Dave and I had the opportunity to escape for a night over the weekend. A wedding in Ballarat meant that we had to organise sleepovers for each of the kids and we relished the time away together. The Bride and Groom were not known for their planning prowess, yet the overwhelming atmosphere of the wedding was one of relaxed welcome – with all the festivities being held at the Groom’s parent’s rural property. Dave conducted the ceremony effortlessly, ensuring the tone reflected the laid-back nature of the two getting married. White lanterns were scattered amongst the trees, guests mingled and laughed in the warm afternoon sun, and we celebrated true love together deep into the moonlight. Speeches were short and sweet, formalities all but abandoned and there wasn’t a bomboniere or place card in sight. I couldn’t help but think how intoxicating this vibe was – and how it allowed such deep, reflective conversation throughout the evening. It was one of those nights where each interaction lingered, secrets shared and hardships tearfully unveiled. We drifted off to sleep that night in our cosy, wooden cabin with smiles of appreciation for good company.
The next morning, after a leisurely sleep in, we abandoned plans formed by reading online reviews to visit quaint cafe, Ballarista, that we happened upon. We settled into the aubergine booth seats, carefully sliding out chiselled oriental chess pieces from hidden drawers and challenged each other to a match. By the time we had returned home to pick up our children from their time with respective grandparents, we felt positively relaxed and recharged.
Planning may not entirely be the devious character I cast it as, but my choice to clutch desperately at the straws I have carefully arranged surely doesn’t add to my experience of a rewarding life.
Today, I have set myself the intention of ‘presence’. I have no fixed plans apart from ferrying Eli to and from school. As for the rest of us, we are relishing the slow pace – reading books, colouring, painting, drinking honey and lemon tea. So far it has been divine, and the perfect antidote to the niggling sore throat that Hudson and I seem to have developed overnight.
It is unlikely, given my Type 1 nature, that I will truly drift far from the default setting of being a ‘planner’, but I’m attempting to let go a little more – taking deeper breaths, really seeing the little moments and stressing less about constantly creating order out of chaos. A little bit of chaos just might be good for the soul.

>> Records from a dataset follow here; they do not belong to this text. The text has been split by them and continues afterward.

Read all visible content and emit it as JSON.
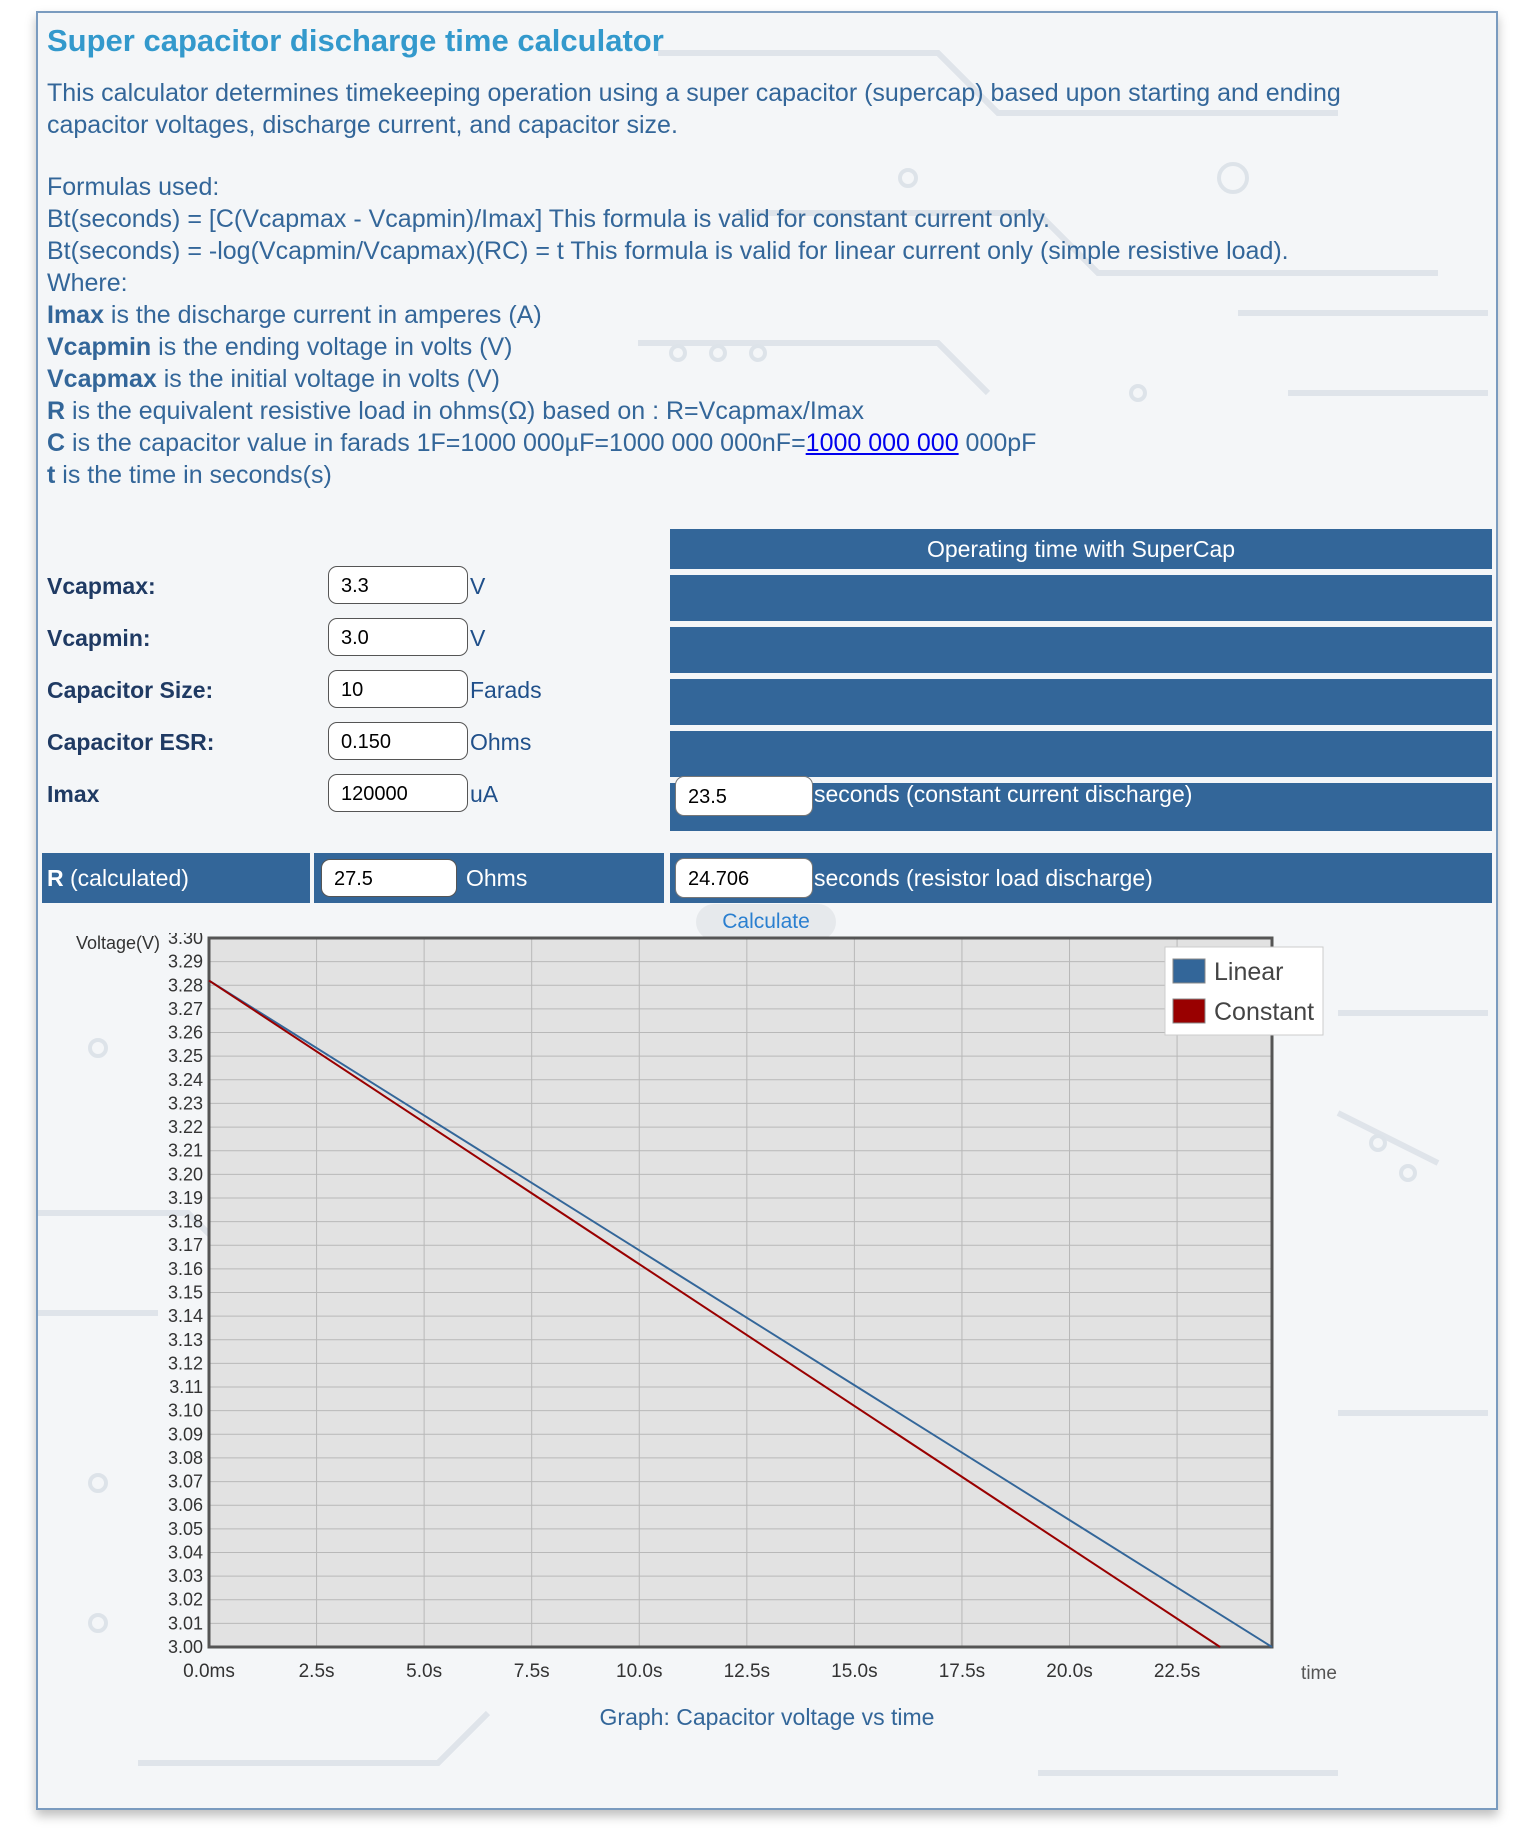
{
  "title": "Super capacitor discharge time calculator",
  "description": "This calculator determines timekeeping operation using a super capacitor (supercap) based upon starting and ending capacitor voltages, discharge current, and capacitor size.",
  "formulas": {
    "heading": "Formulas used:",
    "f1": "Bt(seconds) = [C(Vcapmax - Vcapmin)/Imax]  This formula is valid for constant current only.",
    "f2": "Bt(seconds) = -log(Vcapmin/Vcapmax)(RC) = t  This formula is valid for linear current only (simple resistive load).",
    "where": "Where:",
    "defs": [
      {
        "term": "Imax",
        "text": " is the discharge current in amperes (A)"
      },
      {
        "term": "Vcapmin",
        "text": " is the ending voltage in volts (V)"
      },
      {
        "term": "Vcapmax",
        "text": " is the initial voltage in volts (V)"
      },
      {
        "term": "R",
        "text": " is the equivalent resistive load in ohms(Ω) based on : R=Vcapmax/Imax"
      }
    ],
    "c_term": "C",
    "c_text": " is the capacitor value in farads 1F=1000 000µF=1000 000 000nF=",
    "c_link": "1000 000 000",
    "c_tail": " 000pF",
    "t_term": "t",
    "t_text": " is the time in seconds(s)"
  },
  "results_header": "Operating time with SuperCap",
  "fields": {
    "vcapmax": {
      "label": "Vcapmax:",
      "value": "3.3",
      "unit": "V"
    },
    "vcapmin": {
      "label": "Vcapmin:",
      "value": "3.0",
      "unit": "V"
    },
    "capsize": {
      "label": "Capacitor Size:",
      "value": "10",
      "unit": "Farads"
    },
    "esr": {
      "label": "Capacitor ESR:",
      "value": "0.150",
      "unit": "Ohms"
    },
    "imax": {
      "label": "Imax",
      "value": "120000",
      "unit": "uA"
    },
    "r": {
      "label_bold": "R",
      "label_rest": " (calculated)",
      "value": "27.5",
      "unit": "Ohms"
    }
  },
  "results": {
    "constant": {
      "value": "23.5",
      "label": "seconds (constant current discharge)"
    },
    "resistor": {
      "value": "24.706",
      "label": "seconds (resistor load discharge)"
    }
  },
  "calculate_label": "Calculate",
  "chart_data": {
    "type": "line",
    "ylabel": "Voltage(V)",
    "xlabel": "time",
    "caption": "Graph: Capacitor voltage vs time",
    "ylim": [
      3.0,
      3.3
    ],
    "xlim": [
      0,
      24.706
    ],
    "x_ticks": [
      "0.0ms",
      "2.5s",
      "5.0s",
      "7.5s",
      "10.0s",
      "12.5s",
      "15.0s",
      "17.5s",
      "20.0s",
      "22.5s"
    ],
    "y_ticks": [
      "3.30",
      "3.29",
      "3.28",
      "3.27",
      "3.26",
      "3.25",
      "3.24",
      "3.23",
      "3.22",
      "3.21",
      "3.20",
      "3.19",
      "3.18",
      "3.17",
      "3.16",
      "3.15",
      "3.14",
      "3.13",
      "3.12",
      "3.11",
      "3.10",
      "3.09",
      "3.08",
      "3.07",
      "3.06",
      "3.05",
      "3.04",
      "3.03",
      "3.02",
      "3.01",
      "3.00"
    ],
    "grid": true,
    "legend_position": "top-right",
    "series": [
      {
        "name": "Linear",
        "color": "#336699",
        "x": [
          0,
          24.706
        ],
        "y": [
          3.282,
          3.0
        ]
      },
      {
        "name": "Constant",
        "color": "#990000",
        "x": [
          0,
          23.5
        ],
        "y": [
          3.282,
          3.0
        ]
      }
    ]
  }
}
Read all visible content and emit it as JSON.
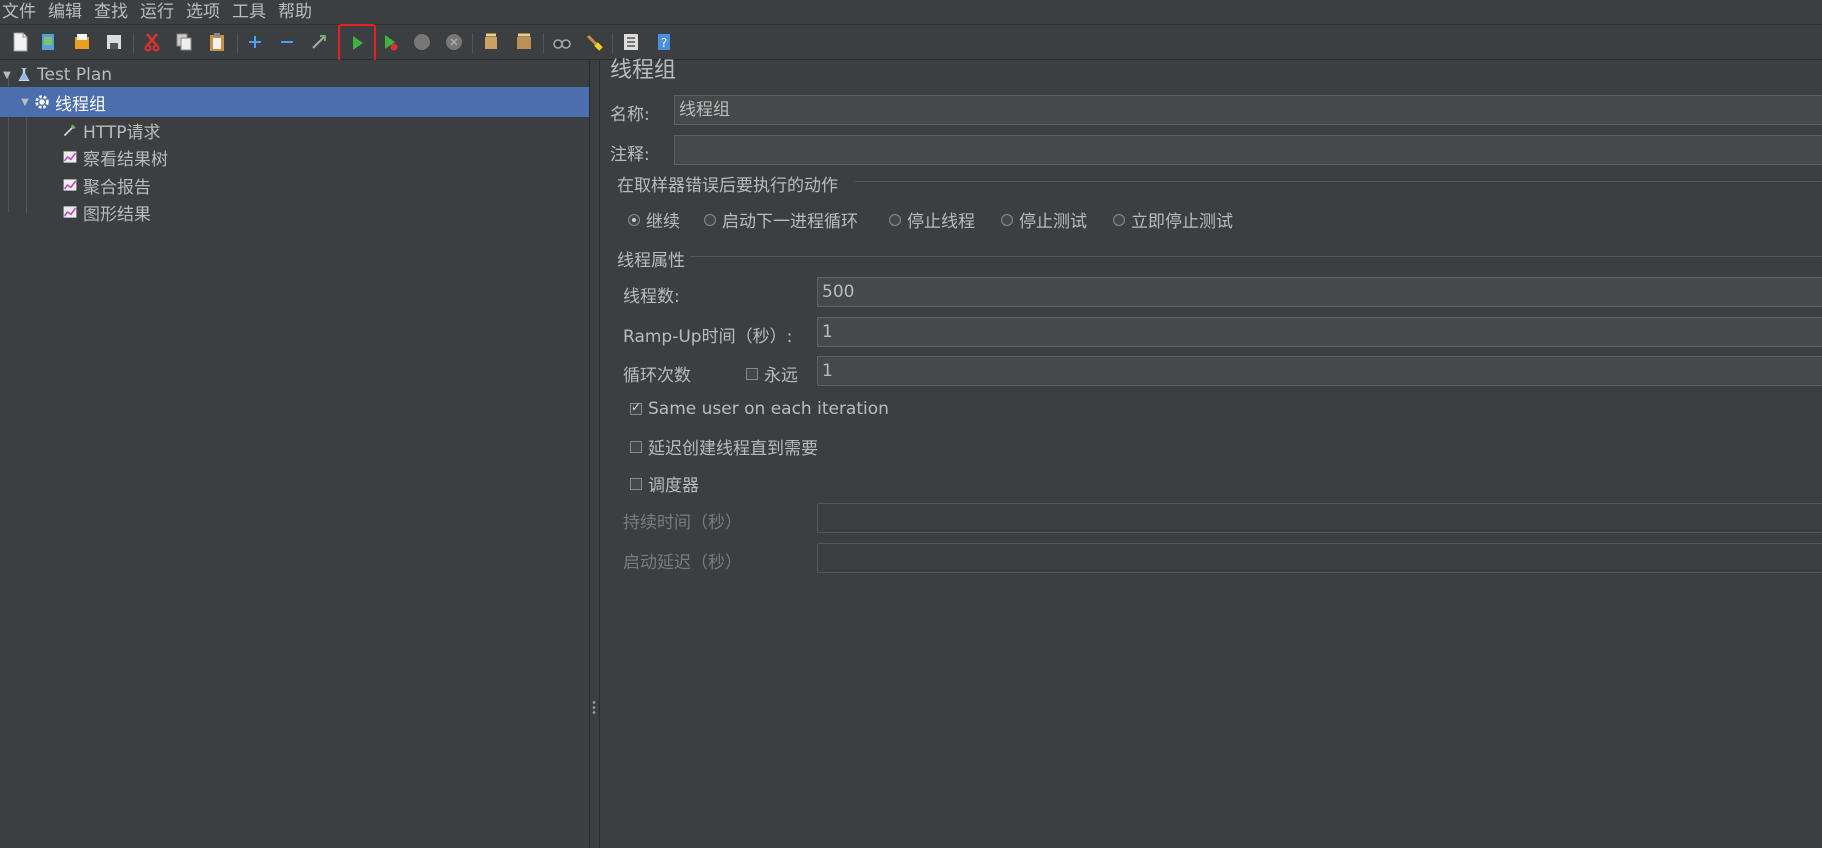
{
  "menu": [
    "文件",
    "编辑",
    "查找",
    "运行",
    "选项",
    "工具",
    "帮助"
  ],
  "toolbar": {
    "icons": [
      "new-icon",
      "templates-icon",
      "open-icon",
      "save-icon",
      "cut-icon",
      "copy-icon",
      "paste-icon",
      "expand-icon",
      "collapse-icon",
      "toggle-icon",
      "start-icon",
      "start-no-pauses-icon",
      "stop-icon",
      "shutdown-icon",
      "clear-icon",
      "clear-all-icon",
      "search-icon",
      "reset-search-icon",
      "function-helper-icon",
      "help-icon"
    ],
    "highlight_color": "#e8201e"
  },
  "tree": {
    "root": "Test Plan",
    "thread_group": "线程组",
    "children": [
      "HTTP请求",
      "察看结果树",
      "聚合报告",
      "图形结果"
    ]
  },
  "panel": {
    "title": "线程组",
    "name_label": "名称:",
    "name_value": "线程组",
    "comment_label": "注释:",
    "comment_value": "",
    "error_action_title": "在取样器错误后要执行的动作",
    "error_actions": [
      {
        "label": "继续",
        "selected": true
      },
      {
        "label": "启动下一进程循环",
        "selected": false
      },
      {
        "label": "停止线程",
        "selected": false
      },
      {
        "label": "停止测试",
        "selected": false
      },
      {
        "label": "立即停止测试",
        "selected": false
      }
    ],
    "thread_props_title": "线程属性",
    "threads_label": "线程数:",
    "threads_value": "500",
    "rampup_label": "Ramp-Up时间（秒）:",
    "rampup_value": "1",
    "loop_label": "循环次数",
    "forever_label": "永远",
    "forever_checked": false,
    "loop_value": "1",
    "same_user_label": "Same user on each iteration",
    "same_user_checked": true,
    "delay_create_label": "延迟创建线程直到需要",
    "delay_create_checked": false,
    "scheduler_label": "调度器",
    "scheduler_checked": false,
    "duration_label": "持续时间（秒）",
    "duration_value": "",
    "startup_delay_label": "启动延迟（秒）",
    "startup_delay_value": ""
  },
  "colors": {
    "background": "#3c3f41",
    "selection": "#4b6eaf",
    "field": "#45494a"
  }
}
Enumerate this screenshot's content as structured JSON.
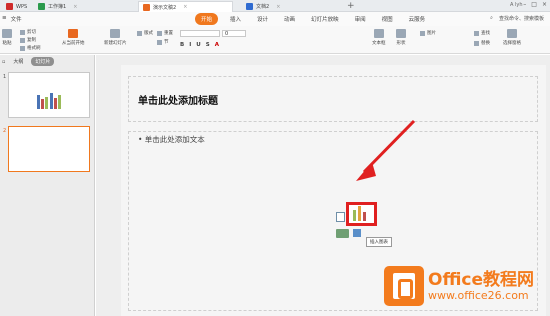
{
  "titlebar": {
    "tabs": [
      {
        "label": "WPS",
        "color": "#cf2b2b"
      },
      {
        "label": "工作簿1",
        "color": "#2a9a4c"
      },
      {
        "label": "演示文稿2",
        "color": "#e86820"
      },
      {
        "label": "文档2",
        "color": "#2f6bd1"
      }
    ],
    "account": "A lyh"
  },
  "menu": {
    "file": "文件",
    "tabs": [
      "开始",
      "插入",
      "设计",
      "动画",
      "幻灯片放映",
      "审阅",
      "视图",
      "云服务"
    ],
    "active_tab": "开始",
    "search": "查找命令、搜索模板"
  },
  "ribbon": {
    "paste": "粘贴",
    "cut": "剪切",
    "copy": "复制",
    "format": "格式刷",
    "play_from": "从当前开始",
    "new_slide": "新建幻灯片",
    "layout": "版式",
    "reset": "重置",
    "section": "节",
    "font_size": "0",
    "textbox": "文本框",
    "shape": "形状",
    "picture": "图片",
    "find": "查找",
    "replace": "替换",
    "select_pane": "选择窗格",
    "format_buttons": [
      "B",
      "I",
      "U",
      "S",
      "A"
    ]
  },
  "panel": {
    "tabs": [
      "大纲",
      "幻灯片"
    ],
    "active_tab": "幻灯片",
    "slide_numbers": [
      "1",
      "2"
    ]
  },
  "slide": {
    "title_placeholder": "单击此处添加标题",
    "body_placeholder": "• 单击此处添加文本",
    "tooltip": "插入图表"
  },
  "watermark": {
    "line1": "Office教程网",
    "line2": "www.office26.com"
  },
  "colors": {
    "accent": "#f0781e",
    "highlight": "#e02020"
  }
}
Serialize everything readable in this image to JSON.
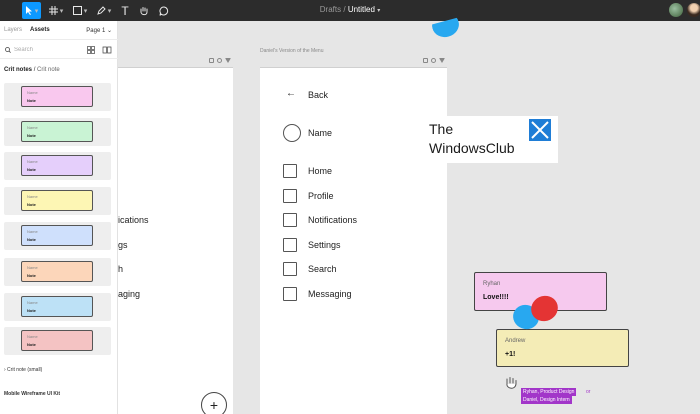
{
  "toolbar": {
    "breadcrumb_project": "Drafts",
    "breadcrumb_sep": "/",
    "file_name": "Untitled",
    "caret": "▾",
    "text_tool": "T"
  },
  "panel": {
    "tabs": {
      "layers": "Layers",
      "assets": "Assets"
    },
    "page_select": "Page 1 ⌄",
    "search_placeholder": "Search",
    "breadcrumb_root": "Crit notes",
    "breadcrumb_sep": "/",
    "breadcrumb_current": "Crit note",
    "asset_cards": [
      {
        "name": "Name",
        "note": "Note",
        "color": "#f9c8ee"
      },
      {
        "name": "Name",
        "note": "Note",
        "color": "#c9f3d4"
      },
      {
        "name": "Name",
        "note": "Note",
        "color": "#e5cffb"
      },
      {
        "name": "Name",
        "note": "Note",
        "color": "#fdf6b4"
      },
      {
        "name": "Name",
        "note": "Note",
        "color": "#cfe0fc"
      },
      {
        "name": "Name",
        "note": "Note",
        "color": "#fcd6ba"
      },
      {
        "name": "Name",
        "note": "Note",
        "color": "#bde1f6"
      },
      {
        "name": "Name",
        "note": "Note",
        "color": "#f4c3c3"
      }
    ],
    "section_small": "› Crit note (small)",
    "section_kit": "Mobile Wireframe UI Kit"
  },
  "left_frame": {
    "items": [
      "ications",
      "gs",
      "h",
      "aging"
    ],
    "plus_label": "+"
  },
  "right_frame": {
    "label": "Daniel's Version of the Menu",
    "back_arrow": "←",
    "back_label": "Back",
    "name_label": "Name",
    "items": [
      "Home",
      "Profile",
      "Notifications",
      "Settings",
      "Search",
      "Messaging"
    ]
  },
  "watermark": {
    "line1": "The",
    "line2": "WindowsClub"
  },
  "stickies": [
    {
      "author": "Ryhan",
      "message": "Love!!!!",
      "color": "#f6c9ee"
    },
    {
      "author": "Andrew",
      "message": "+1!",
      "color": "#f4ecb6"
    }
  ],
  "cursor_tags": {
    "ryhan": "Ryhan, Product Design",
    "or": "or",
    "daniel": "Daniel, Design Intern"
  },
  "colors": {
    "toolbar_bg": "#2c2c2c",
    "accent": "#0d99ff",
    "canvas": "#e6e6e6",
    "blob_blue": "#28a8f0",
    "blob_red": "#e43434",
    "tag_purple": "#a236c9"
  }
}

Are you a planner or a responder? Do you live by lists or despise them? I would love to hear about your experience and what has worked for you!